You want access to Marky Mark’s undies? If you’ve got a backstage pass, maybe you’ll get there and maybe you won’t. With such twentysomething hopes in mind, prominent rock photographer Lynn Goldsmith has set up a company called Icons to market fake passes at shopping mall boutiques, record stores, and of course, concerts. And pop-idol worshipers are shelling out from $4.99 to $7 to get the slick ”All Access” badges for such acts as Ice-T, Ozzy Osbourne, New Kids on the Block, Hammer, Spinal Tap, and Prince.

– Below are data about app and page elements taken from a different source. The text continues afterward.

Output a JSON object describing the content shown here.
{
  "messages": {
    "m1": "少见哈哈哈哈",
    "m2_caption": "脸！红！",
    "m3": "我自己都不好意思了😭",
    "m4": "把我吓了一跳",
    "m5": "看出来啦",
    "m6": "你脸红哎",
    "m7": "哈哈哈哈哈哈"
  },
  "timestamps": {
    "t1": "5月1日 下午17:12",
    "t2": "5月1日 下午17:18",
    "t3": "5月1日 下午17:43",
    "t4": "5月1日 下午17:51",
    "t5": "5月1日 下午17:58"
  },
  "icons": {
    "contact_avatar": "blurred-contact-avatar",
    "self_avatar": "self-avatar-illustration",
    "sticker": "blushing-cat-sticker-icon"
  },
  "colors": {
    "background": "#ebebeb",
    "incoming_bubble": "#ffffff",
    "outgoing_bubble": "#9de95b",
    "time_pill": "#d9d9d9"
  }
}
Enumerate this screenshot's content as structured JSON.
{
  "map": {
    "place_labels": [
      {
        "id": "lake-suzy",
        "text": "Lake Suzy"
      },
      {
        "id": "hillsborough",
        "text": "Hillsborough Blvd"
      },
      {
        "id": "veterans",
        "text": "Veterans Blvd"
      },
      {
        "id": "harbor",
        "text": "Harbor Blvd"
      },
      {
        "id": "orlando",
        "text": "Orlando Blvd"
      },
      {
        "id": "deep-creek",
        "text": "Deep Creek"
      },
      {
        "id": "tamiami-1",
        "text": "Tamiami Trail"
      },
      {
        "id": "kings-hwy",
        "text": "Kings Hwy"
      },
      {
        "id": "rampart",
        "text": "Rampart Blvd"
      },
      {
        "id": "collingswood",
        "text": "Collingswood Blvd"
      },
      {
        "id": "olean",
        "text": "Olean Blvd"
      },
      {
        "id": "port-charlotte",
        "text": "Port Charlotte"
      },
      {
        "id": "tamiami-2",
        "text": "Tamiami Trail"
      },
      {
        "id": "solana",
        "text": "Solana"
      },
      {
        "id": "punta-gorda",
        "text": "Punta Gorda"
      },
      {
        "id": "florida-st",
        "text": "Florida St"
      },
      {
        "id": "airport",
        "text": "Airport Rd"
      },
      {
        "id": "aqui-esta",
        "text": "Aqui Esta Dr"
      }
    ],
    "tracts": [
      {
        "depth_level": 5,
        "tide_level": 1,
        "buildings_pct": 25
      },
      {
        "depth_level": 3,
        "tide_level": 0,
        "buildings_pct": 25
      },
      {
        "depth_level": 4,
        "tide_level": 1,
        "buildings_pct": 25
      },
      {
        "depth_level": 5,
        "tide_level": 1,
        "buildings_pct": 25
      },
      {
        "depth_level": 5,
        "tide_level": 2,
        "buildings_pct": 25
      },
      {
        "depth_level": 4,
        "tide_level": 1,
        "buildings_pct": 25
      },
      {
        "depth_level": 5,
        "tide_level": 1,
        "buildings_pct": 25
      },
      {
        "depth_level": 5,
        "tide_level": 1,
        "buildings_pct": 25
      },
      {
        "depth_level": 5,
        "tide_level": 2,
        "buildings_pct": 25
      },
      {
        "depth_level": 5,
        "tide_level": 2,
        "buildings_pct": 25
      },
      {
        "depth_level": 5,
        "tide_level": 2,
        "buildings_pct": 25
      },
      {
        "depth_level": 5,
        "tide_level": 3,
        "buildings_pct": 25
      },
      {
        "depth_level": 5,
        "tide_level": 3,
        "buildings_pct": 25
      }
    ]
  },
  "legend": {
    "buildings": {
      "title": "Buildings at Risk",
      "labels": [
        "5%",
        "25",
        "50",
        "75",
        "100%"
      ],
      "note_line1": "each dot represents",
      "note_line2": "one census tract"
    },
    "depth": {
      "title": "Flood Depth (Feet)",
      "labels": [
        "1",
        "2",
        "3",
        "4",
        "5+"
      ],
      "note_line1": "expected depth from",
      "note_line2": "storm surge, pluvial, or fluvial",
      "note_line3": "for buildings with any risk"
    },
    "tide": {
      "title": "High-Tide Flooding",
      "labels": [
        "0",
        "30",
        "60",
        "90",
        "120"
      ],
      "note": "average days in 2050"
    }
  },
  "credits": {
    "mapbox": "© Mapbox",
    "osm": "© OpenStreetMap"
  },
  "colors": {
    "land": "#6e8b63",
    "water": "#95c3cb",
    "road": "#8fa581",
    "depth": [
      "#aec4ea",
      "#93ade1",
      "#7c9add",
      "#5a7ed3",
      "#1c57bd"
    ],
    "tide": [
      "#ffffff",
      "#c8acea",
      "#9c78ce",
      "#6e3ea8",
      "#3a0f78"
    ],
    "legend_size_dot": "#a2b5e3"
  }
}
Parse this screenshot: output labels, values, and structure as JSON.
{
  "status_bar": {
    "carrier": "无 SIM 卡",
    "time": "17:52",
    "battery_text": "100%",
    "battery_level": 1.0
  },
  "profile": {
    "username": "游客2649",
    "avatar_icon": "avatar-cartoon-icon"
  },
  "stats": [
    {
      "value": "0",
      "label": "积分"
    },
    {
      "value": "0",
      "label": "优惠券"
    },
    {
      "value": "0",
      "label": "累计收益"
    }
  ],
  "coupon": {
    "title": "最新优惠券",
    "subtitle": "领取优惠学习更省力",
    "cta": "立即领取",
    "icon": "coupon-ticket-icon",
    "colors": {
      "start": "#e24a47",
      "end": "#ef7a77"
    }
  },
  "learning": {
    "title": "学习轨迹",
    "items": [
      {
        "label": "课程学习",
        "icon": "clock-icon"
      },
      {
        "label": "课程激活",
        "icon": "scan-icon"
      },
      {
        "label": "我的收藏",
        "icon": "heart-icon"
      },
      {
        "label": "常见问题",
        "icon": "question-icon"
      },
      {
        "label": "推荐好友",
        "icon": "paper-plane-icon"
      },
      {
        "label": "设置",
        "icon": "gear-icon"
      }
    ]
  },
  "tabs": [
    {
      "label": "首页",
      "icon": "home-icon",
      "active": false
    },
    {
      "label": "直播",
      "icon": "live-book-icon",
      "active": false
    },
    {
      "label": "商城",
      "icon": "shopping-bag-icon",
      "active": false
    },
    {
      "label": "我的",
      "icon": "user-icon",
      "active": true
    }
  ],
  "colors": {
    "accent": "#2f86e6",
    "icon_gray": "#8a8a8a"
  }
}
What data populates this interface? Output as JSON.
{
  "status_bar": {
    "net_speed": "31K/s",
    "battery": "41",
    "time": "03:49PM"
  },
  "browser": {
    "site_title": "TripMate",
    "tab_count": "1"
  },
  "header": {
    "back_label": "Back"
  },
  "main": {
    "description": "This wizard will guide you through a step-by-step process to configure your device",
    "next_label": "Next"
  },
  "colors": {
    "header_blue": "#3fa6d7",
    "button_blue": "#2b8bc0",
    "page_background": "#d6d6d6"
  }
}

But just because you’ve got a glossy ”After Show” laminate hanging from your neck, don’t expect to be granted an audience at the Purple One’s well-guarded throne.
Some Spinal Tap devotees were dismayed to learn-when the old fogies cruised through New York City this summer-that only the puke-green stick-on ”guest” badges could transform Joe Blow into a VIP. ”You just explain (to security) the good-looking quality passes don’t work at all,” says Harriet Sternberg, Tap’s manager, ”but the ones that look cheap and have no color photos get you in the dressing room.”
If the passes can’t deliver access to the stars, what’s the appeal? ”It’s kind of like trading cards,” says Steve Stewart of Ice-T’s management. ”If you ask any crew person coming off any tour, one of their most valuable possessions is what’s hanging around their neck. That’s power. And if you can buy a reasonable facsimile at a reasonable price, I think that’s the attraction.” Obviously, for some besotted fans, any chance to rub up against fame is worth it-even if it means wearing a tag boasting ”All Access.” Not!